Another master craftsman, and master of the period piece, Lonnie Bird runs his own school too.
More from Lonnie Bird:
Lonnie Bird’s School of Fine Woodworking
How to make an 18th-century style pad foot without a lathe
4 minute clip from Woodcraft–Mastering Dovetails DVD
Lonnie Bird Gallery
WoodCentral’s Lonnie Bird Chat
10 Edge Treatments for Furniture (pdf)
28) Kelly Mehler – 2 Votes
Kelly Mehler, of Berea, KY, runs the Kelly Mehler School of Woodworking
More from Kelly Mehler:
Kelly Mehler’s School of Woodworking

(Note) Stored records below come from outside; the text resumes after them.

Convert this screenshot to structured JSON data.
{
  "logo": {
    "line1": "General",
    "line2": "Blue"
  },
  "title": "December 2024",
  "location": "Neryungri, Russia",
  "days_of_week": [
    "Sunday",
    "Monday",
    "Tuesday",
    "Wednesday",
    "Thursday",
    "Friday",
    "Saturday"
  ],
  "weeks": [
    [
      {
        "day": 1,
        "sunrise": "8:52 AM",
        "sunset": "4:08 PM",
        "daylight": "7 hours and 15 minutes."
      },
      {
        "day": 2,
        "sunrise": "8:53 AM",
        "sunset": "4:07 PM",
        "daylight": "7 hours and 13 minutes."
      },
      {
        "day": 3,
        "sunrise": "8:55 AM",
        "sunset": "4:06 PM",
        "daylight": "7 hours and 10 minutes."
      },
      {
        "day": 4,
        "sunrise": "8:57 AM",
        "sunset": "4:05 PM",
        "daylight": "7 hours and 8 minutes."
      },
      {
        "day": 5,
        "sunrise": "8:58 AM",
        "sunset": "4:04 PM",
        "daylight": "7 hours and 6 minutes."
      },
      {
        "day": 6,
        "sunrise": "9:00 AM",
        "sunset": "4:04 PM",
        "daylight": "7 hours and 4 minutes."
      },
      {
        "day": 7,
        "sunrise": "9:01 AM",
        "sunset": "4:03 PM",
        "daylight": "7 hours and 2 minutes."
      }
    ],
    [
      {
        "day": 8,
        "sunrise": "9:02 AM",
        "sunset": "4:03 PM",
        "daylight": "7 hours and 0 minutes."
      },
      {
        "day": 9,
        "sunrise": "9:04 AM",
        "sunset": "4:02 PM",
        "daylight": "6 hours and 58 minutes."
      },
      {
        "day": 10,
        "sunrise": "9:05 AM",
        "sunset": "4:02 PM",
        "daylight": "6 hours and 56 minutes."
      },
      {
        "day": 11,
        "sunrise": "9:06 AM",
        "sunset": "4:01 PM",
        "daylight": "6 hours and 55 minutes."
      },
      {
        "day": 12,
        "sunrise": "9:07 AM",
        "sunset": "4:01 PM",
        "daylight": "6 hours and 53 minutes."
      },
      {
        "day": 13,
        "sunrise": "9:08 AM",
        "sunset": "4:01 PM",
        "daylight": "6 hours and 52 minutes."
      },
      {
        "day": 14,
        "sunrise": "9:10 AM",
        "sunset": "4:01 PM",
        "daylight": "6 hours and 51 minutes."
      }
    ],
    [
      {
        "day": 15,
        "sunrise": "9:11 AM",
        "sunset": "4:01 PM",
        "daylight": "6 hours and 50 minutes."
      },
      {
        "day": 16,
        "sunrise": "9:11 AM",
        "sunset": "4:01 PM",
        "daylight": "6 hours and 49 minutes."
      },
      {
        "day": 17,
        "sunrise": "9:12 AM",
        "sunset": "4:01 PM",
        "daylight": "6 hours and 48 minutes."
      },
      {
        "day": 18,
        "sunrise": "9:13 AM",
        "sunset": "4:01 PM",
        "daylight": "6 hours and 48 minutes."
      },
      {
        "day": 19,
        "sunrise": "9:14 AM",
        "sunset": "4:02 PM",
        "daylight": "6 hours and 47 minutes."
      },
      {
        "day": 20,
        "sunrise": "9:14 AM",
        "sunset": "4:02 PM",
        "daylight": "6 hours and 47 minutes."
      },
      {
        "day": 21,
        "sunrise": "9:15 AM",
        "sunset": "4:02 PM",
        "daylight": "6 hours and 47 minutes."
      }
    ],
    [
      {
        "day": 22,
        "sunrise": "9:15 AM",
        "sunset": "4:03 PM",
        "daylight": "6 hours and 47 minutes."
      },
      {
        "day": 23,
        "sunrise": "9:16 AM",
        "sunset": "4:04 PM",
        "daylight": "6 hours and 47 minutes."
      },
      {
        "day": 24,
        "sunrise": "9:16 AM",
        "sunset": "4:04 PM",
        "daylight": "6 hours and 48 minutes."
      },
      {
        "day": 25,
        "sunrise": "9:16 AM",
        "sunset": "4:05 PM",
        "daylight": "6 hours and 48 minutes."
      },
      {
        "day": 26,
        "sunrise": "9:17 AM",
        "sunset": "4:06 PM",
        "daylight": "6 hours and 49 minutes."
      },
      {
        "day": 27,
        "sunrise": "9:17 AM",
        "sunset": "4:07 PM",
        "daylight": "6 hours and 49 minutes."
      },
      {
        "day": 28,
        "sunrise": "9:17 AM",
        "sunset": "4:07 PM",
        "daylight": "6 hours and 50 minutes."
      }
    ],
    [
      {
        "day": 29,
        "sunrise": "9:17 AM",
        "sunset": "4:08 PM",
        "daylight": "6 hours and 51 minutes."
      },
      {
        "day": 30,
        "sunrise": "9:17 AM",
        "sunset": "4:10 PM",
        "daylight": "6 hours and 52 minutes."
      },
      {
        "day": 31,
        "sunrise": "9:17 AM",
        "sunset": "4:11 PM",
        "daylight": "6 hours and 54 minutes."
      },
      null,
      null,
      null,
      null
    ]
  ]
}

Kelly Mehler’s Furniture Portfolio
Table saw Splitters and Blade Covers
Craftsmanship Done Safely (pdf)
Cabinet Saws: Shop Stalwart (pdf)
29) Judy Ditmer – 2 Votes
Judy Ditmer is a master wood turner but has not developed her online presence very much.
Here are a few Judy Ditmer pieces.
30) Scott Phillips – 2 Votes
Scott Phillips was the host of American Woodshop, which has apparently changed its name to American HomeShop.
More from Scott Phillips:
Scott Phillips, a Genuine American Woodworker
Oak Hall Tree Project by Scott Phillips
31) Jeff Jewitt – 2 Votes
A master finisher, Jeff Jewitt runs Homestead Finishing Products, refinishes furniture and travels the country teaching and lecturing on finishing techniques.
More from Jeff Jewitt:
How To Repair Furniture Joints
Jeff Jewitt Biography
Articles by Jeff Jewitt
A Seminar and Interview with Jeff Jewitt
Top 5 Most Influential Woodworkers Response
Marc Spagnuolo’s (the Wood Whisperer) top 4 most influential woodworkers
Joel Hess’s (Woodworking Online’s editor) Top 2 most influential woodworkers
Who’s Missing from this List?:
Help grow the list of most influential woodworkers by commenting on this page or starting your own list on your forum or blog about your personal top five most influential woodworkers. Be sure to send a link to GFrench@ToolCrib.com so we can keep count and include you in future write ups!
This is unbelievably cool. But hrm… Feeser’s on here, and deservedly…. I gotta start being nicer and smarter…. crap.
i am dissappointed not to see george nakashima in the list. i would have imagined he’d be in the top 5.
How about Paul Roman, founder of Fine Woodworking and Fine Homebuilding? And Don Peschke, founder of Woodsmith, ShopNotes, and WoodNET? For more information go to http://www.WoodworkingOnline.com
…Garrett French is at it again over at the ToolCrib.com blog. He’s compiled a list of the “5 Most Influential Woodworkers” based on input from folks at a couple of forums, including the WoodNet forum. Like any list, it may be more interesting for who was left off, than who was included. I’d like to mention a couple of people who weren’t on the list, but in my opinion, should be placed right near the top.
Don Peschke and Paul Roman.
Read more here…http://www.woodworkingonline.com/
adam, I count that as a vote for Nakashima… he had one vote in my previous count. Your’s makes it 2.
Don Peschke and Paul Roman are on the list too – thanks to the WoodWorking Online guys for stopping by!
Keep your suggestions coming – and please let me know if you start this thread on your forum or on your blog so I can stay in touch with what your community’s votes are.
What?!! How about the great American masters…John Townsend and John Goddard!
Leonard Lee, Founder of Lee Valley Tools and Veritas. has my vote as a big influence.